Additional advanced parameters are made available under the Perf tab. These allow for the partitioning and parallel computation of complex queries. The default values should only be increased if sufficient hardware is available on the backend (please contact our support for more specific information).
Much like in Raw values mode, various metrics can be selected for display in the table below. These, however are not related to metadata attributes, but are numeric results of computations based on the measurement’s values (for instance, mean/average, counts, sums, percentiles, etc).
Note: the actual computation of metrics is not yet configurable as of step 3.13 but the underlying framework allows for extending metrics and we plan on exposing metric computation to our users in the future. New metrics such as standard deviation or concurrent transaction count, and new services such as a service allowing the visualization of the entire response time distribution or all percentile,s are also on our roadmap.
Table sort: allows to organize datapoints based on time series or grouping series (keywords) first
CSV export: performs a CSV export of the table and downloads the file
Global parameters > Fields: the name of the key fields used for aggregation and browsing, should not need to be modified as part of step’s use cases
In the RTM dashboard, the idea is to keep both a chart and a table visualization in sync at all times, regardless of whether the user is browsing raw values or aggregating data.
Lastly, a CSV export of the table can be ordered by clicking the export button of the service configuration pane.
The error view display an overview of the errors (grouped by error type) which occurred during the execution :
You can jump directly to the nodes producing the error by click on the error type :
step offers you the possibility to schedule executions of Test Plans based on JAVA CRON expressions. From the executions view ,click on the “Schedule” button on the top right :
Enter the CRON expression which will define when the plan will be executed then press the “OK” button:
You can then switch to the “Scheduler” tab in order to view, edit, control the scheduling entries you set up as well as jump to the performance interactive analysis view related to this specific task:
Here are some basics examples of CRON expressions. If you are not familiar with, we encourage you to take a look at the CRON official documentation.
0 0 12 * * ?
Fire at 12:00 PM (noon) every day
0 15 10 * * ?
Fire at 10:15 AM every day
0 * 14 * * ?
Fire every minute starting at 2:00 PM and ending at 2:59 PM, every day
0 0/5 14 * * ?
Fire every 5 minutes starting at 2:00 PM and ending at 2:55 PM, every day
If Automatic Housekeeping, you may want to flag executions to be retained by the housekeeping job. You can also save information relating to your execution in the Description box (for instance a reference run as part of a test release).
Advanced executions options
Controlling the number of “Multiworkers”
In some contexts, mainly for functional testing, you may want to control the overall number of workers (or threads) to be used when starting a test execution disregarding the values actually set in your plans.
This can ben enabled by adding the following execution parameter in step.

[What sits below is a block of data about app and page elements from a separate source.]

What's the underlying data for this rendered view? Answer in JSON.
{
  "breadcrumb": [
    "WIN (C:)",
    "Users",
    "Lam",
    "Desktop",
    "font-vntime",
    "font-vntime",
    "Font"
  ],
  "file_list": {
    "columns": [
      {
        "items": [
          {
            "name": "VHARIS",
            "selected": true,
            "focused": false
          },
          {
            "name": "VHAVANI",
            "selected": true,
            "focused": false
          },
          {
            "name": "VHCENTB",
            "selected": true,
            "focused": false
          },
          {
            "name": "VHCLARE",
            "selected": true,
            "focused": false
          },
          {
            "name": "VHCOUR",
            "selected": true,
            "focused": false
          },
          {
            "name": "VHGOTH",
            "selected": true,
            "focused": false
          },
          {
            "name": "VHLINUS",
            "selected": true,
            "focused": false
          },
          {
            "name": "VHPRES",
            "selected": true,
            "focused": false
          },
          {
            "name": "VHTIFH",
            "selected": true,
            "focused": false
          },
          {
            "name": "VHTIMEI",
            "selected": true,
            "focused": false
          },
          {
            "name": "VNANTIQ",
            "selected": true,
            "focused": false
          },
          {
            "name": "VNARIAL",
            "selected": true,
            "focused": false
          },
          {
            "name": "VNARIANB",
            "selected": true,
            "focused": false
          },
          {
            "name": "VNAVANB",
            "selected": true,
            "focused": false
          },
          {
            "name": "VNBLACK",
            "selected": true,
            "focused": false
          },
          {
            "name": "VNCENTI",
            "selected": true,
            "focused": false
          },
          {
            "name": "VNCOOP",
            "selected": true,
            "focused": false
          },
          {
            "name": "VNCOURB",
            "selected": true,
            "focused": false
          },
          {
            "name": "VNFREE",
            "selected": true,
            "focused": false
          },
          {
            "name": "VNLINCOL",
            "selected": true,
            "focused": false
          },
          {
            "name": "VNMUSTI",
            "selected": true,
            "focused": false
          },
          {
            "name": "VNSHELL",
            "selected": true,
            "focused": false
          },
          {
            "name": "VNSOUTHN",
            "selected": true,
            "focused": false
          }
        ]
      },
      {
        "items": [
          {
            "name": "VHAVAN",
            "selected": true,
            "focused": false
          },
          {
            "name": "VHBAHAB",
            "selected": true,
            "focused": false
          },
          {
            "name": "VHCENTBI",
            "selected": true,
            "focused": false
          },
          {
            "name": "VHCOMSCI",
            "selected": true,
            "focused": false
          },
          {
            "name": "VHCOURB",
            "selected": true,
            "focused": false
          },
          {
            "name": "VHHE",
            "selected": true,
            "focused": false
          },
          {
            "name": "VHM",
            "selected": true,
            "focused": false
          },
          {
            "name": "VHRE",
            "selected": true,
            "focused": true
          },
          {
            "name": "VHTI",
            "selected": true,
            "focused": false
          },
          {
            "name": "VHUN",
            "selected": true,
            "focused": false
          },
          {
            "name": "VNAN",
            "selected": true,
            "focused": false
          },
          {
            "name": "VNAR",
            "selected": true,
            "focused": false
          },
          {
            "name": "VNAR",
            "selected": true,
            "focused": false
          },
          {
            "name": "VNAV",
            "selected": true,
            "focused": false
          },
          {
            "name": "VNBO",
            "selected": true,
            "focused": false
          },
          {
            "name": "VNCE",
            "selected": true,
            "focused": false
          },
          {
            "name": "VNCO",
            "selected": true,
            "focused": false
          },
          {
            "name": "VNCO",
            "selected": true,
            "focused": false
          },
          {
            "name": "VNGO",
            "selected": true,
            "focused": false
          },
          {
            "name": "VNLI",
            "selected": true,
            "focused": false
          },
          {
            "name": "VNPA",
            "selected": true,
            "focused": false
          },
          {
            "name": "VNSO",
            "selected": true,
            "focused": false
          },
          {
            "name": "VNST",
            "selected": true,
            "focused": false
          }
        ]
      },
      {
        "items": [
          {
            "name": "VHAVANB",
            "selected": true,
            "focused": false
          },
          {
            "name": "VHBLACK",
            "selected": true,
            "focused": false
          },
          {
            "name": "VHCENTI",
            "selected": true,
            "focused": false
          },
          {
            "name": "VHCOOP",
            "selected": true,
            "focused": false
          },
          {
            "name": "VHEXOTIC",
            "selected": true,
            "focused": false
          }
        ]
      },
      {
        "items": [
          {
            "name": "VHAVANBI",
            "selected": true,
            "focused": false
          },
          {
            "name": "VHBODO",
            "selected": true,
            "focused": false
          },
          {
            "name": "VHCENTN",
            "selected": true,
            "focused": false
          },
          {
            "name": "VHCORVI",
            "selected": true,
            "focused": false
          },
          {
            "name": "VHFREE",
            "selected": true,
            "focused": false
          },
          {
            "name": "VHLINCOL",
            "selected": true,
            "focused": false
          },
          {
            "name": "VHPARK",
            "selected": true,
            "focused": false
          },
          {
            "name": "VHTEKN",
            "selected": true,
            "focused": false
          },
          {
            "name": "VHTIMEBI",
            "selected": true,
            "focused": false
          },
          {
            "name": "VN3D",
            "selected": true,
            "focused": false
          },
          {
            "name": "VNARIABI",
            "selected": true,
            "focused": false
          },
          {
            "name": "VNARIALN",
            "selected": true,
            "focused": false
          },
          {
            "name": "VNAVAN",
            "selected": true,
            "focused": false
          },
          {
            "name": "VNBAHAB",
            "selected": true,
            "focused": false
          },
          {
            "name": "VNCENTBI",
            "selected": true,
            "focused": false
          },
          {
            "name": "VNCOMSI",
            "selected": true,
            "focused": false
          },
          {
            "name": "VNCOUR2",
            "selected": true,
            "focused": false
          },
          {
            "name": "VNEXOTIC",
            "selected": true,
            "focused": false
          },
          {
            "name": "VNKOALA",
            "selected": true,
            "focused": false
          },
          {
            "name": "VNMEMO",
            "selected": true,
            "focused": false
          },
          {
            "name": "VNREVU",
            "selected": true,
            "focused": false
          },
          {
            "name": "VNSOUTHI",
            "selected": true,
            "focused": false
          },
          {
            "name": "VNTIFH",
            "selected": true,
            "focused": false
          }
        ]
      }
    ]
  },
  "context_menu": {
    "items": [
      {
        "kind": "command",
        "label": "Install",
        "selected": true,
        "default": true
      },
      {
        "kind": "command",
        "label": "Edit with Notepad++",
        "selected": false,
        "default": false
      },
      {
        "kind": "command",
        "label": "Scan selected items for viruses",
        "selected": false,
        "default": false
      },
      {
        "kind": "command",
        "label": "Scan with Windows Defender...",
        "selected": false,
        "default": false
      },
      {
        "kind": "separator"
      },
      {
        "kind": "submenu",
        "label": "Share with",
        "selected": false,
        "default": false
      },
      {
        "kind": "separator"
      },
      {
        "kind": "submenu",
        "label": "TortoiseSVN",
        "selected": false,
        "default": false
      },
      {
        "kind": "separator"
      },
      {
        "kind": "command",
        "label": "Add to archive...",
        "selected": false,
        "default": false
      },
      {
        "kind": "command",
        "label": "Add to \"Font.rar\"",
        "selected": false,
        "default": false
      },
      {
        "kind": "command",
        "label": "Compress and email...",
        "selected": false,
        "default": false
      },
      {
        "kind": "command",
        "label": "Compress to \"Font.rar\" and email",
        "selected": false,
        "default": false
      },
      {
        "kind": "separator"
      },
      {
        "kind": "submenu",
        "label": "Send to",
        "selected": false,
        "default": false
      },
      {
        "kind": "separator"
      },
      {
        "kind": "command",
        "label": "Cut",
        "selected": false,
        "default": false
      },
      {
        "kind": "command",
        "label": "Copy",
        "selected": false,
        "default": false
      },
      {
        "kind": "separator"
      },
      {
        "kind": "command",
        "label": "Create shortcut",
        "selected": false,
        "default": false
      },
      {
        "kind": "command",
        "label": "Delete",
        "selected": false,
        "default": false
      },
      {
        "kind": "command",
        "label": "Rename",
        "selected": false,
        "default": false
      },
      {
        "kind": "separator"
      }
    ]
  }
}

Go to the admin screens settings page and create an execution parameter with:
Once done, you will see an additional field when starting a test execution.
How it words: When stating a test by providing a value to this new field, you will set (override) the number of threads/workers that are used by the first nodes implementing a thread pool. This includes among others: nodes of type Testset, For, ThreadGroup. Each child nodes implementing a thread pool will see their number of threads reduced to 1.